In 2018, Attila attempted the world record again at the Uber test track in Pittsburgh, PA, but the fact that he did not know the course, coupled with it not being set up the way he wanted, led to another unsuccessful attempt. Attila is scheduled to attempt to officially break the world record at the Uber test track from noon to noon on Oct 12th and 13th, 2019! Attila now knows how he needs to set up the course and himself for success. He has a strong Team behind him consisting of a crew, mechanics, and a massage therapist.
Attila says he gets through the physical and mental suffering in connection with the race by tapping into his oppositional defiance personality and his desire to prove everyone wrong. Attila thinks of the pioneers in the wild west and says, “If those people can deal with all that, then I can deal with this.”
With respect to nutrition during the race, Attila advises that it’s impossible to eat because it would be like doing stomach crunches while eating. “The biggest problem with a handcycle is bloating [gas]. I will look more pregnant as the race goes on.”
Attila has not worked with The Christopher & Dana Reeve Foundation, but is aware of Christopher’s story. Christopher Reeve was paralyzed 10 months after Attila. Interestingly, Attila has never lost a race wearing his Superman shirt! He is 3-0 and is hoping to make it 4-0 by crushing the world record. “I was a huge fan of Christopher Reeve growing up. How could you not be drawn to Superman?”, Attila says.
From Attila’s perspective, no one cared about spinal cord injuries until Christopher Reeve was paralyzed. He was in front of Congress being an activist and made a huge difference with respect to the media because it was hard to get them to care and they can often misrepresent spinal cord injuries. They want to do stories to make a hero out of someone who came back from their injuries; but absent advancements in medicine unfortunately make recovery few and far between. However, Attila worked afterhours at rehab trying to regain the use of his legs, and never believed for a second that he could not make a comeback. Although Attila never backed down, it didn’t happen for him.
Attila’s mission is that he wants the media to better understand spinal cord injuries and accurately describe the difficulties they face. “People with paralysis don’t have a choice about it and it is not as simple as working harder toward recovery,” Attila said. “If the press were to focus on the need for research instead, this could actually help find a cure and make people more educated about living with paralysis,” said Attila. For now, Attila advises, “Whatever you do in the first 6 months to 1 ½ years after an injury, that is unfortunately it for most. We need more support for today’s care, and tomorrow’s cure, from everyone like what the Reeve Foundation and the Chaffin Luhana Foundation are doing,” Attila said.
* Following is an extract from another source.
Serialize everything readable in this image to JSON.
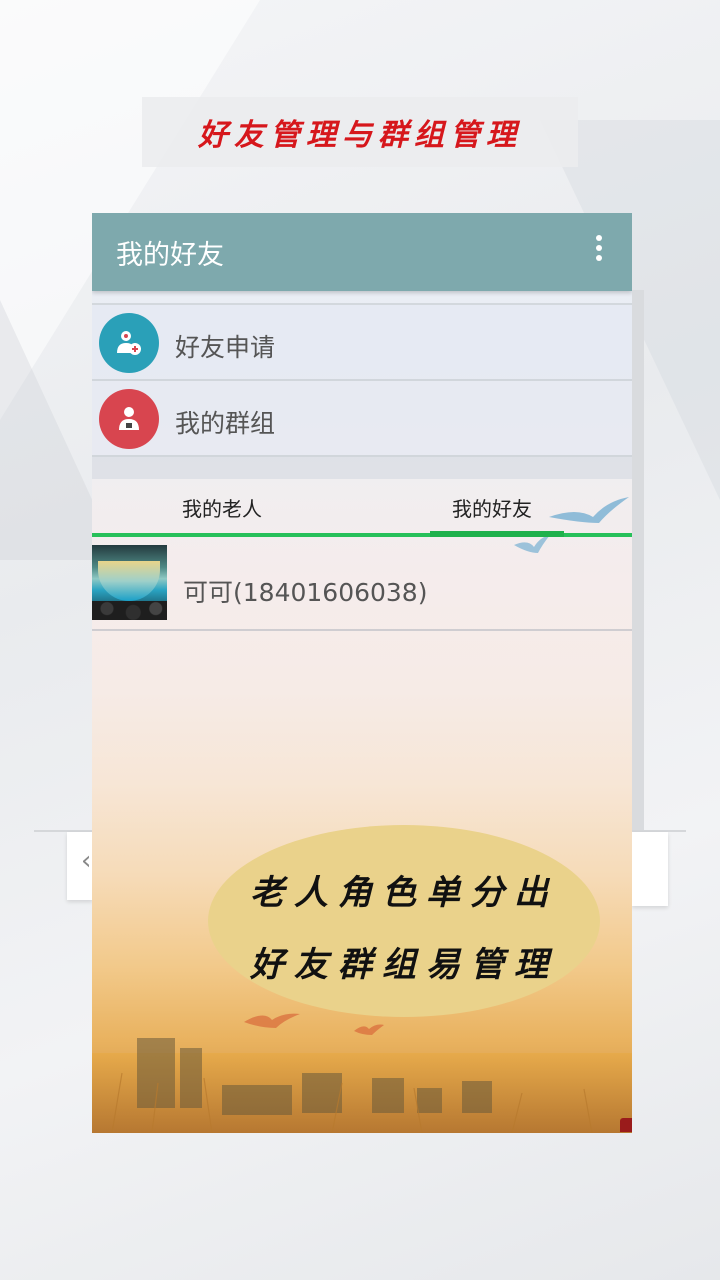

“It is really hard to get excitement for anything in Pittsburgh other than the Steelers, Pirates and Penguins.” Attila says. In fact, Attila has been trying to challenge the players to a race! “People think handcycling is easy until we challenge them to a lap or two and they can’t do it.”
Attila, on the other hand, CAN do it and WILL do it on Oct 12th and 13th! Make sure to tune into his Live Feed on his Facebook page if you want to watch!
Attila is always up for a Challenge, and to support today’s care and tomorrow’s cure, Attila took on the #CLFInnerReeveChallenge, and recognized on social media two heroes who have inspired him. To learn about Attila’s heroes and see his video talking about them, visit his Facebook page or watch below.
Rebecca Pascarell is an attorney working with the Chaffin Luhana Foundation who is dedicated to Peloton cycling and endurance sports. She is an advocate for various causes/organizations, including The Reeve Foundation, The American Heart Association and The American Stroke Association.